TASK REQUIREMENTS:
Give the data again exactly as written, skipping any pictures.
━━━━━ GIVEN RECORDS
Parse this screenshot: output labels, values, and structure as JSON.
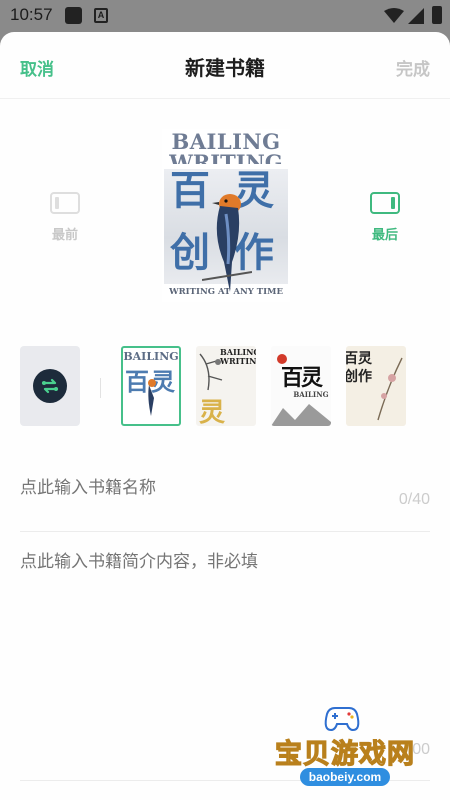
{
  "status_bar": {
    "time": "10:57",
    "a_icon": "A"
  },
  "header": {
    "cancel_label": "取消",
    "title": "新建书籍",
    "done_label": "完成"
  },
  "cover_nav": {
    "prev_label": "最前",
    "next_label": "最后"
  },
  "cover": {
    "title_line1": "BAILING",
    "title_line2": "WRITING",
    "big_chars": [
      "百",
      "灵",
      "创",
      "作"
    ],
    "tagline": "WRITING AT ANY TIME"
  },
  "cover_styles": {
    "style_button_icon": "swap-icon",
    "thumbnails": [
      {
        "id": 1,
        "selected": true,
        "title": "BAILING",
        "chars": "百灵"
      },
      {
        "id": 2,
        "selected": false,
        "title": "BAILING WRITING",
        "chars": "灵"
      },
      {
        "id": 3,
        "selected": false,
        "title": "BAILING",
        "chars": "百灵"
      },
      {
        "id": 4,
        "selected": false,
        "title": "",
        "chars": "百灵创作"
      }
    ]
  },
  "form": {
    "name_placeholder": "点此输入书籍名称",
    "name_counter": "0/40",
    "intro_placeholder": "点此输入书籍简介内容，非必填",
    "intro_counter": "00"
  },
  "watermark": {
    "text": "宝贝游戏网",
    "url": "baobeiy.com"
  },
  "colors": {
    "accent": "#46c08a",
    "disabled": "#c6c6c6",
    "cover_blue": "#3f6fa8"
  }
}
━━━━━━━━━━
TASK RESULT:
Parse this screenshot: output labels, values, and structure as JSON.
{
  "status_bar": {
    "time": "10:57",
    "a_icon": "A"
  },
  "header": {
    "cancel_label": "取消",
    "title": "新建书籍",
    "done_label": "完成"
  },
  "cover_nav": {
    "prev_label": "最前",
    "next_label": "最后"
  },
  "cover": {
    "title_line1": "BAILING",
    "title_line2": "WRITING",
    "big_chars": [
      "百",
      "灵",
      "创",
      "作"
    ],
    "tagline": "WRITING AT ANY TIME"
  },
  "cover_styles": {
    "style_button_icon": "swap-icon",
    "thumbnails": [
      {
        "id": 1,
        "selected": true,
        "title": "BAILING",
        "chars": "百灵"
      },
      {
        "id": 2,
        "selected": false,
        "title": "BAILING WRITING",
        "chars": "灵"
      },
      {
        "id": 3,
        "selected": false,
        "title": "BAILING",
        "chars": "百灵"
      },
      {
        "id": 4,
        "selected": false,
        "title": "",
        "chars": "百灵创作"
      }
    ]
  },
  "form": {
    "name_placeholder": "点此输入书籍名称",
    "name_counter": "0/40",
    "intro_placeholder": "点此输入书籍简介内容，非必填",
    "intro_counter": "00"
  },
  "watermark": {
    "text": "宝贝游戏网",
    "url": "baobeiy.com"
  },
  "colors": {
    "accent": "#46c08a",
    "disabled": "#c6c6c6",
    "cover_blue": "#3f6fa8"
  }
}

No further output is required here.